Murray McCully and Hekia Parata will stay on as Foreign Affairs and Education Ministers respectively until May 1, with no successors named, although English said Associate Minister Nikki Kaye was likely to step up after May 1. He did not name a successor to McCully. Parata and McCully will transition to the back-benches from May 1, which would avoid a byelection for McCully as it would be less than 6 months before the next election, which English confirmed would be in the second half of next year.
English told a news conference he did not want to put Kaye immediately under pressure as she was still recovering from breast cancer. He said he was still assessing the Foreign Affairs portfolio and wanted more time to understand the role. English denied the risk of a byelection in East Coast Bays factored into his thinking.
English elevated Bridges to the Economic Development portfolio vacated by Steven Joyce, who is stepping up to be Finance Minister and Infrastructure Minister. Bridges will retain the Transport portfolio.
He also elevated Amy Adams up the cabinet rankings and gave her the Social Housing and Social Investment portfolios, in addition to her current role as the Justice Minister.
"Simon and Amy are two high performing Ministers who are ready to take on more responsibility. I am confident they will work well with Finance Minister Steven Joyce," English said.
Immigration and Revenue Minister Michael Woodhouse was also elevated up the rankings to 9 from 16, and will become the ACC Minister. He loses the Revenue portfolio.
Coleman keeps health
Unsuccessful leadership challenger Jonathan Coleman retained his Health and Sport and Recreation portfolios, although his ranking slipped to 7 from 5.
Fellow challenger Judith Collins lost her portfolios of Police and Corrections, but picked up Revenue, Energy and Resources and Ethnic Communities. Her ranking in cabinet dropped to 16 from 13.
Paul Goldsmith and Louise Upston were elevated into Cabinet. Goldsmith lost Commerce, which was picked up by Jacqui Dean, but will become the Minister for Tertiary Education, Science and Innovation and Regulatory Reform. Upston will become the Minister for Corrections.
Nick Smith's cabinet position was lowered to 15 from 11 and he retained the Environment, Building and Construction portfolios, but lost the Housing title. English decided not to allocate housing to a minister. Amy Adams will have the Social Housing Ministry.
Deputy Prime Minister Paula Bennett will remain the Minister of State Services and Climate Change Issues and will pick up the Police, Women and Tourism portfolios. Gerry Brownlee will remain the Leader of the House and retain Supporting Greater Christchurch Regeneration, Defence, and the Earthquake Commission portfolios. He will also be appointed as the Minister of Civil Defence.

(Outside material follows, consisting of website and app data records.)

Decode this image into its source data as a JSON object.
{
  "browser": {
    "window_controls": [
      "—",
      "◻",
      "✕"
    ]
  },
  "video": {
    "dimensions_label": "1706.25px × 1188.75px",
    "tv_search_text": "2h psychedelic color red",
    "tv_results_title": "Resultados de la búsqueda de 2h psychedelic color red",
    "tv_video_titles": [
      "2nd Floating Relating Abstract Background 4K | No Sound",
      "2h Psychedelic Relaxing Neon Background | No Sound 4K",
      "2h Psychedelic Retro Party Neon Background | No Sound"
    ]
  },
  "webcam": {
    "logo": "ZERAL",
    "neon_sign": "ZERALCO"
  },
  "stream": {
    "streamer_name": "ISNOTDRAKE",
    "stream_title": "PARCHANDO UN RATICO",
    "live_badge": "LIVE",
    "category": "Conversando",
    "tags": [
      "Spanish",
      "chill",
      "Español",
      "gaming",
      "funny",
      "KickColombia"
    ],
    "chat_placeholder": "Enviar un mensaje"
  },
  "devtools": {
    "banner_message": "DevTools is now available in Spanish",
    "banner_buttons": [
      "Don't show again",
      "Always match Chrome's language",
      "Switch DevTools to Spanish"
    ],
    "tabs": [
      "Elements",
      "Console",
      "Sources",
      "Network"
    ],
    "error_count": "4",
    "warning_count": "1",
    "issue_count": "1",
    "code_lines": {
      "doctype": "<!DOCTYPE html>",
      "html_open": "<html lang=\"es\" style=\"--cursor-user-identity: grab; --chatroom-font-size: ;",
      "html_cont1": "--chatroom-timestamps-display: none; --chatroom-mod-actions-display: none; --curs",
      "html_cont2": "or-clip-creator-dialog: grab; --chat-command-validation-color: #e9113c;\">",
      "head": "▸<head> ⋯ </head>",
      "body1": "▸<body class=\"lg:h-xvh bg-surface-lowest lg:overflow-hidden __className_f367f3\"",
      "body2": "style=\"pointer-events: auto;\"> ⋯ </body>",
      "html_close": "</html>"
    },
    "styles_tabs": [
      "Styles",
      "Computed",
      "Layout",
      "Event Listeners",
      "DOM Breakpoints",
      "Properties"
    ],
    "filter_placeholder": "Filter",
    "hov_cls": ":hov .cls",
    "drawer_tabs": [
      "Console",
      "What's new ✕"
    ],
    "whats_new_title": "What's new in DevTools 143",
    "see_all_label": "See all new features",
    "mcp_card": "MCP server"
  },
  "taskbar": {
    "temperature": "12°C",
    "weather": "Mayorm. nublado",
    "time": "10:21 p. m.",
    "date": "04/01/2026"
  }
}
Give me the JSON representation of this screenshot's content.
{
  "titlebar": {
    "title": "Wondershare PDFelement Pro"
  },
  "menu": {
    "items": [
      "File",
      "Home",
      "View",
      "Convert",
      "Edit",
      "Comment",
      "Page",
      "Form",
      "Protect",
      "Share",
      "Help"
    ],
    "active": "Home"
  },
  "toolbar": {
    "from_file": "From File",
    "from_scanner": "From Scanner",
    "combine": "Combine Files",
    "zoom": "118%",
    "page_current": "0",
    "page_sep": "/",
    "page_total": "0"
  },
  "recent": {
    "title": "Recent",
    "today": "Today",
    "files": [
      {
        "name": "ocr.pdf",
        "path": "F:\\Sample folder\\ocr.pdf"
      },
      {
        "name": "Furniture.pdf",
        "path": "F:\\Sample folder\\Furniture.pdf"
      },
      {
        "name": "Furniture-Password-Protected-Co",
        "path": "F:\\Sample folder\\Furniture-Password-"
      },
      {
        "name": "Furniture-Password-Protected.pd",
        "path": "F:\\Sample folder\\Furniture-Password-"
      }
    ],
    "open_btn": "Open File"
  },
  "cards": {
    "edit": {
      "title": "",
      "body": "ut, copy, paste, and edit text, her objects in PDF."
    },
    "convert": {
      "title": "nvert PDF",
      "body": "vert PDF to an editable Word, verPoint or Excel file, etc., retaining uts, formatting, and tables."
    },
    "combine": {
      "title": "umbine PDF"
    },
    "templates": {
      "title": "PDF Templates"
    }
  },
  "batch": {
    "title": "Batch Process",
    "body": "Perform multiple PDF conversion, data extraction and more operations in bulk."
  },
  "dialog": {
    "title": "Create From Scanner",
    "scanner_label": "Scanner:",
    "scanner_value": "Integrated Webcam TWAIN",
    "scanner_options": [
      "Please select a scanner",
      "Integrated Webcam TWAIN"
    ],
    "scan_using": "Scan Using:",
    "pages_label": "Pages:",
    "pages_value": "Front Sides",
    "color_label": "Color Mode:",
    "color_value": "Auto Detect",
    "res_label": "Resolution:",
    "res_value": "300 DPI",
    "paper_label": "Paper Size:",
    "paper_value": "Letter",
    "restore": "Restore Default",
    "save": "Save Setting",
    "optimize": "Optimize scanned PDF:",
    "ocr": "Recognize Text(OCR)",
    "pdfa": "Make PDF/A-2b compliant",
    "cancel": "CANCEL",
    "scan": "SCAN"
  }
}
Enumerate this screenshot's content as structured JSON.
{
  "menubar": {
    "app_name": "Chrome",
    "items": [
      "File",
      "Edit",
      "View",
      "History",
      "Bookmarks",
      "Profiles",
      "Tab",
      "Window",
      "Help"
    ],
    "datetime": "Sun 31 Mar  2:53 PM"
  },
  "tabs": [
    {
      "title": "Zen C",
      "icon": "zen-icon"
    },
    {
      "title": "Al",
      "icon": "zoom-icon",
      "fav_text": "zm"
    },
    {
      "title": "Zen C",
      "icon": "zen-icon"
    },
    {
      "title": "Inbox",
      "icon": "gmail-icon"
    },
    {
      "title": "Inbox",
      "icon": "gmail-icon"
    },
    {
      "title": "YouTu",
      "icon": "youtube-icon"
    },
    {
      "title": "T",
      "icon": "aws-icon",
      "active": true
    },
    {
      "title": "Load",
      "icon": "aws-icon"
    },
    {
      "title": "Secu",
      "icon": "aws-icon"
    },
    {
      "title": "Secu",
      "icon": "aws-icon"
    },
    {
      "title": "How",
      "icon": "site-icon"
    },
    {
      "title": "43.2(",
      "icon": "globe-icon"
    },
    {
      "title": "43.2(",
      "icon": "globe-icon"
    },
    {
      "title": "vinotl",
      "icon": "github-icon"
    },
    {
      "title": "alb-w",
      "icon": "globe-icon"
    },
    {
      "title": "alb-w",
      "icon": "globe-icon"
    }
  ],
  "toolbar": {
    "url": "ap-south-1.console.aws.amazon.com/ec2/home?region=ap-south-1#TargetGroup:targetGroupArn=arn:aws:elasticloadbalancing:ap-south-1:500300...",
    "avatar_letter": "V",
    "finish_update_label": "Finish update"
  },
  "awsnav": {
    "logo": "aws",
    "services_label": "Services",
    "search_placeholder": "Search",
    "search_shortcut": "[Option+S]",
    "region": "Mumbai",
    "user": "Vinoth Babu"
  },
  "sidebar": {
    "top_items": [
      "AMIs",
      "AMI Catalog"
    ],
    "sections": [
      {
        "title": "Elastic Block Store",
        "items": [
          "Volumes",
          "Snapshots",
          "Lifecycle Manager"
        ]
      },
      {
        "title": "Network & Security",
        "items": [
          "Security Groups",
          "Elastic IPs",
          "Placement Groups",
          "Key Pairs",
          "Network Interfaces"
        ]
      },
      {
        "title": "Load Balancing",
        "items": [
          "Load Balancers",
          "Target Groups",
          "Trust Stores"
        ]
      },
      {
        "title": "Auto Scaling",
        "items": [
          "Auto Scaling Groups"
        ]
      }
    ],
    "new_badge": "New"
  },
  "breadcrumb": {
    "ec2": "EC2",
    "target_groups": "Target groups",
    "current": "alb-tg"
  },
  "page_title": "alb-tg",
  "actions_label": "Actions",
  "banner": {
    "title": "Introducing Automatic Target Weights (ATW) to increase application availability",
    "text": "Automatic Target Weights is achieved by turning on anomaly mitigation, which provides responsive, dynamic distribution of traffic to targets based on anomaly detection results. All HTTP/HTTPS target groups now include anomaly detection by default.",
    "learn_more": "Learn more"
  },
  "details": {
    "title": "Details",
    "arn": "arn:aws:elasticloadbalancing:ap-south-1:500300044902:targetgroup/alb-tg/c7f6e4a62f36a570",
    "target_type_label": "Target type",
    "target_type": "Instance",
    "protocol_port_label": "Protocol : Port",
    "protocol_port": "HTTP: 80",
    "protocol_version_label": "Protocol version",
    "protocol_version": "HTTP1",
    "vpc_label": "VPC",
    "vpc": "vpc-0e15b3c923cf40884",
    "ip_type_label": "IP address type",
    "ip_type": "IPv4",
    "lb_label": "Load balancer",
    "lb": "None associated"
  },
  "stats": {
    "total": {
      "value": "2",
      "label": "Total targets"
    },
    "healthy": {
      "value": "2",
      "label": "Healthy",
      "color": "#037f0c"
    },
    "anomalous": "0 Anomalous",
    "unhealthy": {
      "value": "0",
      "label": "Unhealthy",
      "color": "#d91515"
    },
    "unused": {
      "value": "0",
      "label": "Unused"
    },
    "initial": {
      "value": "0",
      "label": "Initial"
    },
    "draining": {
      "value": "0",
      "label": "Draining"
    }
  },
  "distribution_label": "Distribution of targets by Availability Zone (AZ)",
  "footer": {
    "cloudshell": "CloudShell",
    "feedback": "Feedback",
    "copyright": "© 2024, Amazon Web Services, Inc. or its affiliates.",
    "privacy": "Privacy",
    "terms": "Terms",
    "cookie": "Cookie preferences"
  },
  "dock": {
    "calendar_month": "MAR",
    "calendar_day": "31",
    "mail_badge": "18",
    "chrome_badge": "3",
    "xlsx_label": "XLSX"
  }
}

Ngaro, Mitchell and Bennett get ministries
Anne Tolley picked up Local Government from the outgoing Sam Lotu-liga, while Jacqui Dean will become Minister for Commerce and Consumer Affairs -- portfolios previous held by Goldsmith.
Others elevated from the backbenches include Alfred Ngaro, who becomes the Minister for Pacific Peoples and the Minister for the Community and Voluntary Sector inside Cabinet. Mark Mitchell was named Minister for Land Information and Statistics outside cabinet. Louise Upston had previously held the Land Information role, while outgoing MP Craig Foss held Statistics.
David Bennett was given the Ministries of Veterans' Affairs and Food Safety, but will be outside cabinet.
Jo Goodhew, who had been Minister for the Community and Voluntary sectors, loses all her ministries and returns to the back benches.
Labour Deputy Leader Annette King, who said yesterday she would stand aside as Wellington South MP to become a Labour list MP so as to allow Andrew Little to win the seat, said the Cabinet reshuffle was not the rejuvenation promised by English.
"It’s a combination of the conservative, vindictiveness and mateship," King said.
“His rejuvenation is one new Minister in Cabinet and three Ministers outside Cabinet, two of whom, Bennett and Dean, have been in Parliament 11 years already," she said.
“And he’s demoted his rivals Judith Collins and Jonathan Coleman. Bill English denied there was a housing crisis and now he doesn’t even want to have a Minister of Housing. It’s the first time under a National Government there has not been a Minister of Housing," she said.
“National has managed to abolish the problem because they’re so embarrassed about their lack of action. He’s kept one of his best mates, Nick Smith, in charge of Building and Construction, stripping away the title of Housing Minister. But that doesn’t change a thing really. The troika of English, Paula Bennett and Smith have failed to help young New Zealanders into affordable homes."
(Updated with more details, comments)